What you should output is the data below, unchanged in every character.

**Provided data**.

+---+

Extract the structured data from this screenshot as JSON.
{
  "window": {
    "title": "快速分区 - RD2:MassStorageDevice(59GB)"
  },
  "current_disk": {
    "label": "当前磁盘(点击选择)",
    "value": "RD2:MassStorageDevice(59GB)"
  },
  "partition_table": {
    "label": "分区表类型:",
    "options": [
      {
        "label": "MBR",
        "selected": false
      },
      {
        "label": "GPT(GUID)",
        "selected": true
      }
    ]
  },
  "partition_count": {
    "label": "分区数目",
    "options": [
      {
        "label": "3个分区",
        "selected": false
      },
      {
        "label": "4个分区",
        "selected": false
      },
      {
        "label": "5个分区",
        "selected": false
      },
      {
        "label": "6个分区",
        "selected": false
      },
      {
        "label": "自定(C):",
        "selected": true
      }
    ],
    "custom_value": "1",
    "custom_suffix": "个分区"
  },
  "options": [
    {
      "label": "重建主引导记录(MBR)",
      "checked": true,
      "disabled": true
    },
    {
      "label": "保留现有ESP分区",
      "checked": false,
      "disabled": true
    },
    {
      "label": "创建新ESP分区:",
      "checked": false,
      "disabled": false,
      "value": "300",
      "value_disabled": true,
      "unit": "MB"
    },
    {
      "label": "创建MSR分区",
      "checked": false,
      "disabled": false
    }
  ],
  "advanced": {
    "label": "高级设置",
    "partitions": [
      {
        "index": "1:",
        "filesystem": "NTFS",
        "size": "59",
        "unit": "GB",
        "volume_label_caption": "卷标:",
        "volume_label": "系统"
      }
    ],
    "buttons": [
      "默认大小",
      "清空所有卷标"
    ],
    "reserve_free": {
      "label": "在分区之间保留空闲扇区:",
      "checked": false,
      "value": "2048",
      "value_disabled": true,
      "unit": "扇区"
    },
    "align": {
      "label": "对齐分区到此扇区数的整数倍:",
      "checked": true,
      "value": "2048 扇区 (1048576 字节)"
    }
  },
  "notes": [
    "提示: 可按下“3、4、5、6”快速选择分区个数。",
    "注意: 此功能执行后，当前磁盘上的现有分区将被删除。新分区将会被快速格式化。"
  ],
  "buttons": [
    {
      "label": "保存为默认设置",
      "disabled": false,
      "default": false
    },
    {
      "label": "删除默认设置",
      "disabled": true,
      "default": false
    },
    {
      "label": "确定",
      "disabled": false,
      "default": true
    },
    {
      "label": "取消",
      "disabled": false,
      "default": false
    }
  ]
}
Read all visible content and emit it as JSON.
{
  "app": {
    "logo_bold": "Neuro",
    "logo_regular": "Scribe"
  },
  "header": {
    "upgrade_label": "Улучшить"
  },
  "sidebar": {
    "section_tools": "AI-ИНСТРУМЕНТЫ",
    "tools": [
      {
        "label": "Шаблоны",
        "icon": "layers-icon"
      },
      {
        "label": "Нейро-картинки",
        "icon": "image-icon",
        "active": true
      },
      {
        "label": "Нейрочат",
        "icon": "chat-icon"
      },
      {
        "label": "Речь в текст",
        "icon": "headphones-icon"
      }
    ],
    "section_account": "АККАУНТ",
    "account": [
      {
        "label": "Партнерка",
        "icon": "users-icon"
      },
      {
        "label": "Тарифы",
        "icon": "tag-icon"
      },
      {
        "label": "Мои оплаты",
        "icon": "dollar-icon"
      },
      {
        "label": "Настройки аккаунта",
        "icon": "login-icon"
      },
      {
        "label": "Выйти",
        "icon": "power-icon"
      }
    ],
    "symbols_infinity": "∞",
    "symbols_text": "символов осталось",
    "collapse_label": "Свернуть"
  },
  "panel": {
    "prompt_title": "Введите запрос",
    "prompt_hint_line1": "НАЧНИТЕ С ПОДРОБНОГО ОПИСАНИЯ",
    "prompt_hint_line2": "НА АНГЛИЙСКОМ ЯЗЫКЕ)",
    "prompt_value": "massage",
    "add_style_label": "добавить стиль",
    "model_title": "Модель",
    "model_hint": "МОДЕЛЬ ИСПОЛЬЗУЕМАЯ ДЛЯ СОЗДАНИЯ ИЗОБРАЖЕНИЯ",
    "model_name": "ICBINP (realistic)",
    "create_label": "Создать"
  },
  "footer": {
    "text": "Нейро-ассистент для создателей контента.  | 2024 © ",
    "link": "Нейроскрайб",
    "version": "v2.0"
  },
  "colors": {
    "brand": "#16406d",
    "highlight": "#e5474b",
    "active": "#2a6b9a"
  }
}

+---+

**Written response**.
Extract the structured data from this screenshot as JSON.
{
  "window": {
    "title": "快速分区 - RD2:MassStorageDevice(59GB)"
  },
  "current_disk": {
    "label": "当前磁盘(点击选择)",
    "value": "RD2:MassStorageDevice(59GB)"
  },
  "partition_table": {
    "label": "分区表类型:",
    "options": [
      {
        "label": "MBR",
        "selected": false
      },
      {
        "label": "GPT(GUID)",
        "selected": true
      }
    ]
  },
  "partition_count": {
    "label": "分区数目",
    "options": [
      {
        "label": "3个分区",
        "selected": false
      },
      {
        "label": "4个分区",
        "selected": false
      },
      {
        "label": "5个分区",
        "selected": false
      },
      {
        "label": "6个分区",
        "selected": false
      },
      {
        "label": "自定(C):",
        "selected": true
      }
    ],
    "custom_value": "1",
    "custom_suffix": "个分区"
  },
  "options": [
    {
      "label": "重建主引导记录(MBR)",
      "checked": true,
      "disabled": true
    },
    {
      "label": "保留现有ESP分区",
      "checked": false,
      "disabled": true
    },
    {
      "label": "创建新ESP分区:",
      "checked": false,
      "disabled": false,
      "value": "300",
      "value_disabled": true,
      "unit": "MB"
    },
    {
      "label": "创建MSR分区",
      "checked": false,
      "disabled": false
    }
  ],
  "advanced": {
    "label": "高级设置",
    "partitions": [
      {
        "index": "1:",
        "filesystem": "NTFS",
        "size": "59",
        "unit": "GB",
        "volume_label_caption": "卷标:",
        "volume_label": "系统"
      }
    ],
    "buttons": [
      "默认大小",
      "清空所有卷标"
    ],
    "reserve_free": {
      "label": "在分区之间保留空闲扇区:",
      "checked": false,
      "value": "2048",
      "value_disabled": true,
      "unit": "扇区"
    },
    "align": {
      "label": "对齐分区到此扇区数的整数倍:",
      "checked": true,
      "value": "2048 扇区 (1048576 字节)"
    }
  },
  "notes": [
    "提示: 可按下“3、4、5、6”快速选择分区个数。",
    "注意: 此功能执行后，当前磁盘上的现有分区将被删除。新分区将会被快速格式化。"
  ],
  "buttons": [
    {
      "label": "保存为默认设置",
      "disabled": false,
      "default": false
    },
    {
      "label": "删除默认设置",
      "disabled": true,
      "default": false
    },
    {
      "label": "确定",
      "disabled": false,
      "default": true
    },
    {
      "label": "取消",
      "disabled": false,
      "default": false
    }
  ]
}
Read all visible content and emit it as JSON.
{
  "app": {
    "logo_bold": "Neuro",
    "logo_regular": "Scribe"
  },
  "header": {
    "upgrade_label": "Улучшить"
  },
  "sidebar": {
    "section_tools": "AI-ИНСТРУМЕНТЫ",
    "tools": [
      {
        "label": "Шаблоны",
        "icon": "layers-icon"
      },
      {
        "label": "Нейро-картинки",
        "icon": "image-icon",
        "active": true
      },
      {
        "label": "Нейрочат",
        "icon": "chat-icon"
      },
      {
        "label": "Речь в текст",
        "icon": "headphones-icon"
      }
    ],
    "section_account": "АККАУНТ",
    "account": [
      {
        "label": "Партнерка",
        "icon": "users-icon"
      },
      {
        "label": "Тарифы",
        "icon": "tag-icon"
      },
      {
        "label": "Мои оплаты",
        "icon": "dollar-icon"
      },
      {
        "label": "Настройки аккаунта",
        "icon": "login-icon"
      },
      {
        "label": "Выйти",
        "icon": "power-icon"
      }
    ],
    "symbols_infinity": "∞",
    "symbols_text": "символов осталось",
    "collapse_label": "Свернуть"
  },
  "panel": {
    "prompt_title": "Введите запрос",
    "prompt_hint_line1": "НАЧНИТЕ С ПОДРОБНОГО ОПИСАНИЯ",
    "prompt_hint_line2": "НА АНГЛИЙСКОМ ЯЗЫКЕ)",
    "prompt_value": "massage",
    "add_style_label": "добавить стиль",
    "model_title": "Модель",
    "model_hint": "МОДЕЛЬ ИСПОЛЬЗУЕМАЯ ДЛЯ СОЗДАНИЯ ИЗОБРАЖЕНИЯ",
    "model_name": "ICBINP (realistic)",
    "create_label": "Создать"
  },
  "footer": {
    "text": "Нейро-ассистент для создателей контента.  | 2024 © ",
    "link": "Нейроскрайб",
    "version": "v2.0"
  },
  "colors": {
    "brand": "#16406d",
    "highlight": "#e5474b",
    "active": "#2a6b9a"
  }
}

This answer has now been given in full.